sn10 upcoming launch
sn10 upcoming launch

Starship SN9 had its long-anticipated 10km test flight on February 2 2021, resulting in the completion of numerous test objectives, but the eventual destruction of the prototype during its failed landing attempt.

Liftoff occurred at 14:25 CST, powered by three Raptor engines, SN9 soared into the skies of Boca Chica, Texas, with millions of people across the world watching in awe.

Similar to SN8’s high-altitude test flight, we saw the vehicle shutdown individual Raptors in sequence to adjust the increasing thrust-to-weight ratio as the vehicle’s weight decreased by propellant use.

The vehicle eventually relied upon one Raptor as it reached its apogee of 10km, executing precise control as the vehicle began to slow toward a hover, before the engine eventually performing a ‘kick-flip’ helping reorient the vehicle belly-first, then shutting down.

Once again, we saw amazing stability through the use of the vehicle’s forward and aft flaps, helping steer the craft back toward the launch and landing site whilst keeping oriented.

SN9 was on-profile, at terminal velocity and right over the landing pad, preparing to reignite two Raptor engines to flip vertical, and touchdown. However, we could visibly see one Raptor reignited successfully, but the other failed to.

What resulted was the vehicle successfully flipping, but uncontrollably. Without enough thrust to counteract the over-flip, the vehicle could not maintain vertical, let alone scrub off enough velocity for a soft touchdown.

SN9 crashed spectacularly.

The resulting hours and days allowed speculation to run wild; SpaceX eventually confirmed in a statement that “one of the Raptor engines did not relight and caused SN9 to land at high speed and experience a RUD.”

Significantly, Elon Musk took to Twitter to answer a question many had on their minds:

Before clarifying the fix needed to avoid such a repeat:

Prior to SN9, the landing burn consisted of using two Raptor engines, configured parallel to the flaps, to perform the flip-to-vertical manoeuvre, before then shutting down to one Raptor for the touchdown.

SN9 highlighted the lack of redundancy to this method, whereby if one of the Raptors failed, the landing would fail. Elon clarified even further the fix they will now use:

By igniting all three Raptors, flight computers will carefully monitor the health of all-three to which if nominal, one will shut down leaving the required two to perform the remaining burn. However, if one is off-nominal, by having all three Raptors pri=med, the opportunity to maintain the use of two Raptors remains, and thus the chances of a successful landing are not lost.

Onto the Next Prototype
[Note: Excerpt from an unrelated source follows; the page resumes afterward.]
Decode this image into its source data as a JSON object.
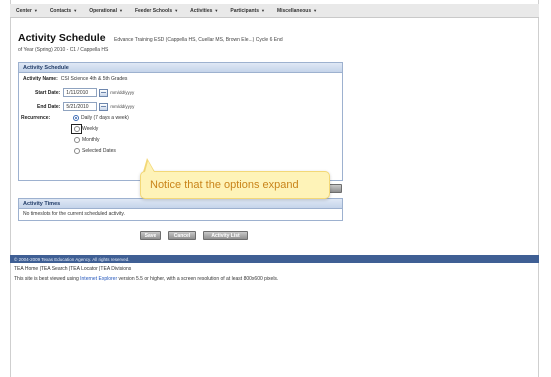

Starship SN10 was already on the pad before SN9 launched, providing a glimpse of the first time two Starships had been on the pad together.

Fortunately, the crash landing of SN9 did not affect SN10 and according to local sources, the prototype sustained no damage from debris.

In the aftermath of SN9, and the clear impression that SpaceX had a fix, it was widely thought SN10 could be seen in the skies very soon. This consensus has stuck.

As of February 8, the prototype has undergone a cryogenic proofing test whereby the vehicle’s tanks were loaded with liquid nitrogen qualifying the vehicle’s capability to hold superchilled propellant.

A static fire will be conducted shortly after to qualify the three Raptor engines, in which if successful, there’s a high probability for a flight by the end of February, if not sooner.

The speed of Starship development and testing is truly phenomenal. SN11 is undergoing final checks, and will soon be rolled out to the pad, amongst a multitude of other prototypes in construction, that will shortly follow.

Truly phenomenal speed.

Written By

Leo is an aerospace enthusiast, whose passion was sparked by SpaceX. He is specifically interested in the rocketry engineering of the company’s ventures.